root@BELKA:~> ls -la /usr/lib/ssh/ssh-askpass
ls: cannot access ‘/usr/lib/ssh/ssh-askpass’: No such file or directory

In Tumbleweed, that is now in “/usr/libexec/ssh” (very recently moved).

The story started when I’ve lost putty functionality after Tumbleweed upgrade.
The SSH_ASKPASS variable still undefined.
Yes, I use KDE. ksshaskpass is installed…
But I can’t login to remote hosts by ssh key. It work after manually ssh-add command.
What changed after Tumbleweed update and what is better way to use the putty with ssh keys from KDE?

Perhaps putty needs to be updated to also look at “/usr/libexec/ssh”.
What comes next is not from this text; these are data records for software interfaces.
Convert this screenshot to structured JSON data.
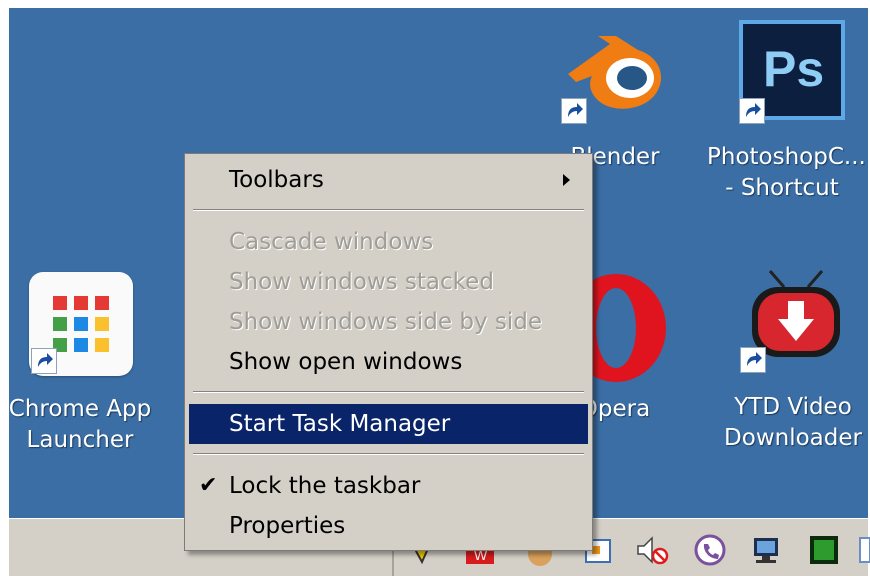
{
  "desktop": {
    "icons": [
      {
        "label": "Chrome App Launcher",
        "line1": "Chrome App",
        "line2": "Launcher"
      },
      {
        "label": "Blender",
        "line1": "Blender",
        "line2": ""
      },
      {
        "label": "PhotoshopC... - Shortcut",
        "line1": "PhotoshopC...",
        "line2": "- Shortcut"
      },
      {
        "label": "Opera",
        "line1": "Opera",
        "line2": ""
      },
      {
        "label": "YTD Video Downloader",
        "line1": "YTD Video",
        "line2": "Downloader"
      }
    ]
  },
  "context_menu": {
    "toolbars": "Toolbars",
    "cascade": "Cascade windows",
    "stacked": "Show windows stacked",
    "side_by_side": "Show windows side by side",
    "show_open": "Show open windows",
    "task_manager": "Start Task Manager",
    "lock_taskbar": "Lock the taskbar",
    "lock_checked_mark": "✔",
    "properties": "Properties"
  },
  "tray": {
    "icons": [
      "flag-icon",
      "app-icon",
      "volume-muted-icon",
      "viber-icon",
      "network-icon",
      "monitor-icon",
      "display-icon"
    ]
  },
  "colors": {
    "desktop": "#3a6ea5",
    "menu": "#d4d0c8",
    "highlight": "#0a246a"
  }
}
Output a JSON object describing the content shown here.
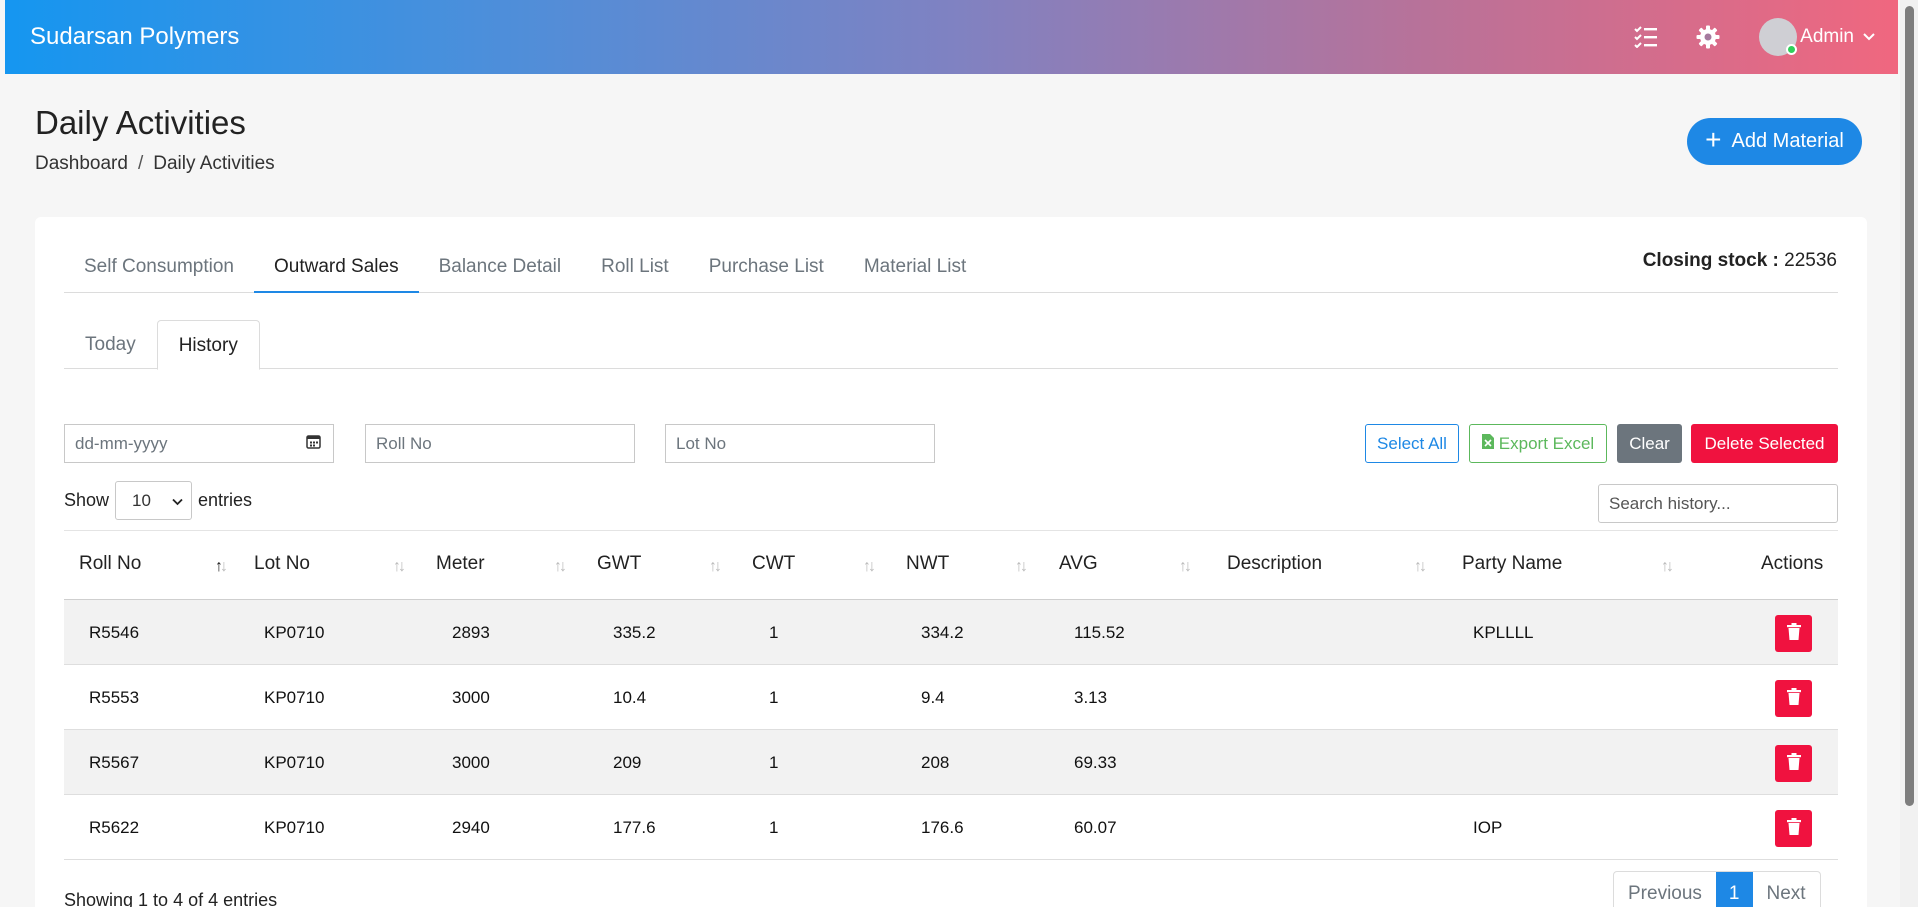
{
  "app": {
    "title": "Sudarsan Polymers",
    "user": "Admin"
  },
  "page": {
    "title": "Daily Activities",
    "breadcrumb": [
      "Dashboard",
      "/",
      "Daily Activities"
    ],
    "add_button": "Add Material"
  },
  "tabs": [
    "Self Consumption",
    "Outward Sales",
    "Balance Detail",
    "Roll List",
    "Purchase List",
    "Material List"
  ],
  "active_tab": "Outward Sales",
  "closing_stock": {
    "label": "Closing stock :",
    "value": "22536"
  },
  "subtabs": [
    "Today",
    "History"
  ],
  "filters": {
    "date_placeholder": "dd-mm-yyyy",
    "roll_placeholder": "Roll No",
    "lot_placeholder": "Lot No"
  },
  "buttons": {
    "select_all": "Select All",
    "export_excel": "Export Excel",
    "clear": "Clear",
    "delete_selected": "Delete Selected"
  },
  "length_menu": {
    "show": "Show",
    "value": "10",
    "entries": "entries"
  },
  "search_placeholder": "Search history...",
  "table": {
    "columns": [
      "Roll No",
      "Lot No",
      "Meter",
      "GWT",
      "CWT",
      "NWT",
      "AVG",
      "Description",
      "Party Name",
      "Actions"
    ],
    "rows": [
      [
        "R5546",
        "KP0710",
        "2893",
        "335.2",
        "1",
        "334.2",
        "115.52",
        "",
        "KPLLLL"
      ],
      [
        "R5553",
        "KP0710",
        "3000",
        "10.4",
        "1",
        "9.4",
        "3.13",
        "",
        ""
      ],
      [
        "R5567",
        "KP0710",
        "3000",
        "209",
        "1",
        "208",
        "69.33",
        "",
        ""
      ],
      [
        "R5622",
        "KP0710",
        "2940",
        "177.6",
        "1",
        "176.6",
        "60.07",
        "",
        "IOP"
      ]
    ]
  },
  "footer": {
    "info": "Showing 1 to 4 of 4 entries",
    "previous": "Previous",
    "page": "1",
    "next": "Next"
  },
  "colors": {
    "primary": "#1e88e5",
    "danger": "#f0123f",
    "success": "#5cb85c",
    "secondary": "#6c757d"
  }
}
You can maybe try making “/usr/lib/ssh” a symbolic link to “/usr/libexec/ssh” and see if that fixes your problem. And if that does fix it, you should file a bug report about Putty needing to be updated to use “libexec”.

I guess I have always used “ssh-add” to add the keys that I use with Putty. And I don’t currently have Putty installed.

No, that not fix the problem.
root@BELKA:~> l /usr/lib/ssh
lrwxrwxrwx 1 root root 16 Sep 8 17:18 /usr/lib/ssh -> /usr/libexec/ssh/

Of course, I can start “ssh-add” for work. But I haven’t done that before.

I will maybe install Putty in Tumbleweed, and experiment with it. But I’ve never done it that way. I have used Putty in openSUSE, but always using “ssh-add” for the keys. I guess it won’t hurt for me to experiment.

Note, Putty use own pageant, but it can’t ask a key wo “ssh-add”.
pageant: listing keys: Did not receive an SSH-1 key list from agent

Thank you for help.

I ran “pageant” at session startup. If I then run

pageant -a keyname.ppk

it adds the key.

To run pageant at session startup, I used (in a shell script):

eval `pageant -X`

I guess I don’t know how people use putty in linux.